By Audrey Cooney, news staff

A recent proposal put forth by a Boston city councilor would create a new office aimed at facilitating communication between the city and its institutions of higher learning to enhance university engagement.

“Students from across the country and across the world attend our schools and receive incredible educations of a high caliber,” said Councilor Timothy McCarthy (D-5), while speaking to the city council at a meeting last week when he proposed the new office. “Along with them comes a continuously growing relationship between the City of Boston, the neighborhoods and these institutions.”

Boston is home to more than 25 colleges and universities. They all collaborate with the city regarding issues of student housing, building, event permitting and programming and more. However, most schools have their own offices designated to work with city government agencies, all operating independently of each other, according to McCarthy’s written proposal.

Creating an umbrella office to cover all of these interactions would “create a better platform for dialogue and create an opportunity for greater cooperation and use of resources,” according to the proposal.

This increased cooperation would benefit both the schools and the city itself, said McCarthy.
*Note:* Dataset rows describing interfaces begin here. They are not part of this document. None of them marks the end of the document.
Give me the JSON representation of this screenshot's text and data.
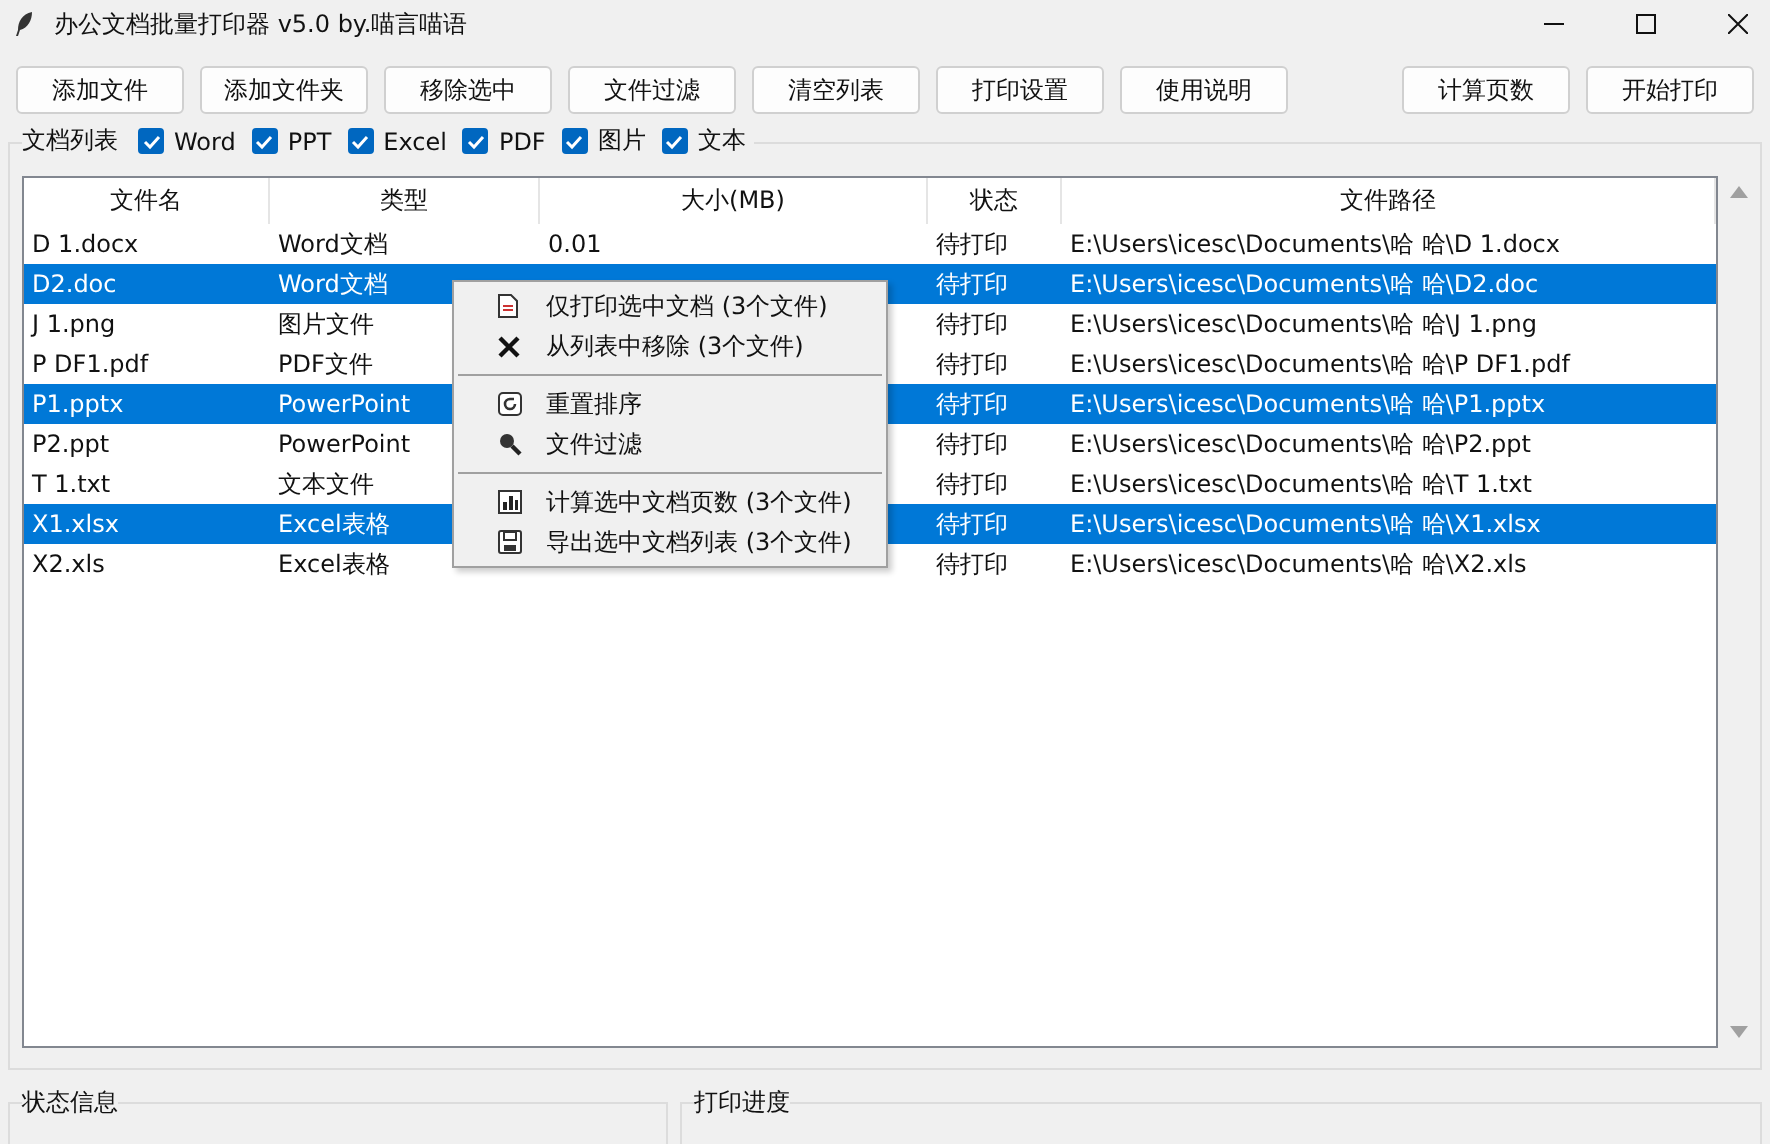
{
  "window": {
    "title": "办公文档批量打印器 v5.0 by.喵言喵语"
  },
  "toolbar": {
    "left": [
      "添加文件",
      "添加文件夹",
      "移除选中",
      "文件过滤",
      "清空列表",
      "打印设置",
      "使用说明"
    ],
    "right": [
      "计算页数",
      "开始打印"
    ]
  },
  "filters": {
    "label": "文档列表",
    "items": [
      {
        "label": "Word",
        "checked": true
      },
      {
        "label": "PPT",
        "checked": true
      },
      {
        "label": "Excel",
        "checked": true
      },
      {
        "label": "PDF",
        "checked": true
      },
      {
        "label": "图片",
        "checked": true
      },
      {
        "label": "文本",
        "checked": true
      }
    ]
  },
  "table": {
    "columns": [
      "文件名",
      "类型",
      "大小(MB)",
      "状态",
      "文件路径"
    ],
    "rows": [
      {
        "name": "D 1.docx",
        "type": "Word文档",
        "size": "0.01",
        "status": "待打印",
        "path": "E:\\Users\\icesc\\Documents\\哈 哈\\D 1.docx",
        "selected": false
      },
      {
        "name": "D2.doc",
        "type": "Word文档",
        "status": "待打印",
        "path": "E:\\Users\\icesc\\Documents\\哈 哈\\D2.doc",
        "selected": true
      },
      {
        "name": "J 1.png",
        "type": "图片文件",
        "status": "待打印",
        "path": "E:\\Users\\icesc\\Documents\\哈 哈\\J 1.png",
        "selected": false
      },
      {
        "name": "P DF1.pdf",
        "type": "PDF文件",
        "status": "待打印",
        "path": "E:\\Users\\icesc\\Documents\\哈 哈\\P DF1.pdf",
        "selected": false
      },
      {
        "name": "P1.pptx",
        "type": "PowerPoint",
        "status": "待打印",
        "path": "E:\\Users\\icesc\\Documents\\哈 哈\\P1.pptx",
        "selected": true
      },
      {
        "name": "P2.ppt",
        "type": "PowerPoint",
        "status": "待打印",
        "path": "E:\\Users\\icesc\\Documents\\哈 哈\\P2.ppt",
        "selected": false
      },
      {
        "name": "T 1.txt",
        "type": "文本文件",
        "status": "待打印",
        "path": "E:\\Users\\icesc\\Documents\\哈 哈\\T 1.txt",
        "selected": false
      },
      {
        "name": "X1.xlsx",
        "type": "Excel表格",
        "status": "待打印",
        "path": "E:\\Users\\icesc\\Documents\\哈 哈\\X1.xlsx",
        "selected": true
      },
      {
        "name": "X2.xls",
        "type": "Excel表格",
        "status": "待打印",
        "path": "E:\\Users\\icesc\\Documents\\哈 哈\\X2.xls",
        "selected": false
      }
    ]
  },
  "context_menu": {
    "groups": [
      [
        {
          "label": "仅打印选中文档 (3个文件)"
        },
        {
          "label": "从列表中移除 (3个文件)"
        }
      ],
      [
        {
          "label": "重置排序"
        },
        {
          "label": "文件过滤"
        }
      ],
      [
        {
          "label": "计算选中文档页数 (3个文件)"
        },
        {
          "label": "导出选中文档列表 (3个文件)"
        }
      ]
    ]
  },
  "bottom": {
    "status_label": "状态信息",
    "progress_label": "打印进度"
  }
}
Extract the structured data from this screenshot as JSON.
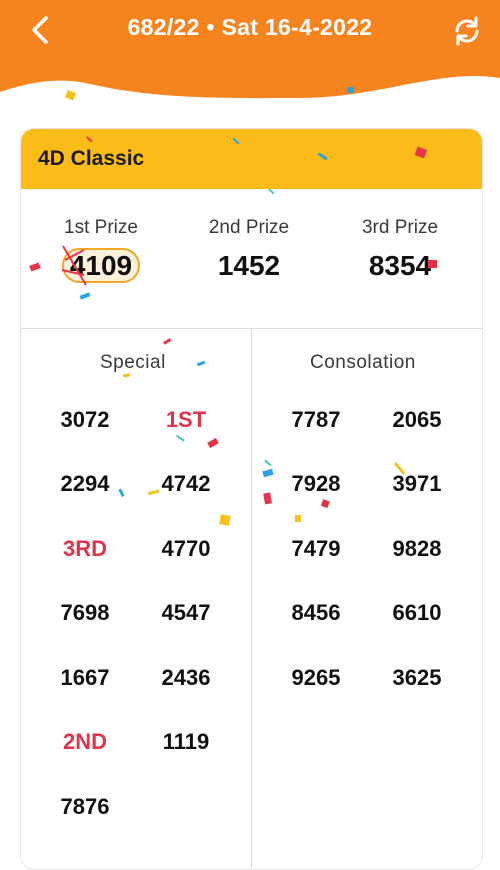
{
  "header": {
    "title": "682/22 • Sat 16-4-2022",
    "colors": {
      "background": "#f5841f",
      "text": "#ffffff"
    }
  },
  "card": {
    "title": "4D Classic",
    "header_color": "#fbbc18",
    "top_prizes": [
      {
        "label": "1st Prize",
        "number": "4109"
      },
      {
        "label": "2nd Prize",
        "number": "1452"
      },
      {
        "label": "3rd Prize",
        "number": "8354"
      }
    ],
    "special": {
      "title": "Special",
      "numbers": [
        "3072",
        "1ST",
        "2294",
        "4742",
        "3RD",
        "4770",
        "7698",
        "4547",
        "1667",
        "2436",
        "2ND",
        "1119",
        "7876"
      ]
    },
    "consolation": {
      "title": "Consolation",
      "numbers": [
        "7787",
        "2065",
        "7928",
        "3971",
        "7479",
        "9828",
        "8456",
        "6610",
        "9265",
        "3625"
      ]
    }
  },
  "accent_red": "#e0344a"
}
“I think that when you have colleges and universities like we do, really there’s three people that need to be involved here,” he said. “We have the colleges and universities for one, we have the City of Boston for two and we have the people of the City of Boston for three. And we have to be on the same page.”

He gives the example of a hypothetical Little League team looking to put on some sort of event, like a practice or meet-and-greet, with Northeastern’s baseball team. Instead of spending time trying to figure out who to contact, says McCarthy, organizers for the team could reach out to Northeastern immediately through the proposed new office.

“When people have questions or complaints about a college or university, instead of calling the school, they could call us,” he said.

The creation of this office, however, is not definite, and there is still work to be done to outline how exactly such an office would operate, along with how it would be staffed and funded.

“It’s still in the very early stages of policy, so there’s not too many concrete details yet,” said Kaitlyn Solares, an intern and legislative aide at McCarthy’s office. “We would first have to meet with more people and get a hearing to hear from students, faculty, other people from city hall.”

Carolina Rapta, the co-president of Northeastern’s student-run Council for University Programs (CUP), said she thinks that any improvement in communication between Northeastern, other area schools and the city government could only mean good things for the university.

“I feel like, in the future, if they could communicate more it might be helpful with programming things that are off-campus.” she said. “Like if we wanted to do something in a park, that would definitely require more than just the Northeastern police. It would require the city […] So if that could be something that we could expand to, that would probably be really helpful.”

Councilor Josh Zakim (D-8), who supported McCarthy’s proposal at last week’s council meeting, said the biggest benefit of such an office would be monitoring how higher education institutions like Northeastern impact surrounding neighborhoods.

“I think more coordination and contact between all of our schools and the city and our residents is great,” he said. “Our colleges are a great benefit to the city, obviously, but there are negative impacts of displacement of residents, rising rents, overcrowding, […] I think people need to be cognizant that it’s not all good, that there are some negative impacts, and I think we all have to work to mitigate that.”

Colleges and universities exacerbate their harmful effects on nearby neighborhoods by not making their voluntary payments to the city, Zakim said.

As he explained, Boston’s assessor requests that tax-exempt institutions like colleges and hospitals make voluntary payments in lieu of taxes. While hospitals tend to deliver the payments, several schools, including Northeastern, do not, said Zakim. These payments, he said, go a long way toward the services Boston provides its residents with regularly.

“It generates a lot of revenue for the city,” he said. “Which we need to provide police, fire, paving the roads, traffic control, all things which colleges and their students and staff use, even though they are exempt from tax by state and federal law.”

Northeastern contributes with voluntary payments and maintains its own police department, snow removal and garbage disposal services, said university spokesperson Matt McDonald.

“Through both financial and in-kind support of services and community-based programs, Northeastern’s contributions to Boston total more than $27 million annually,” he said. “Northeastern maintains a close and positive working relationship with Mayor Martin J. Walsh on issues important to the city.”

McCarthy, however, said the office would focus on increasing communication, not on raising funds.

“I’m not looking to get money from the colleges,” he said. “What I’m looking for is a better relationship […] All colleges and universities should strive to become integral parts of their neighborhoods, and this might be a vehicle to make sure that that happens.”

Photo courtesy of Ken Lund, Creative Commons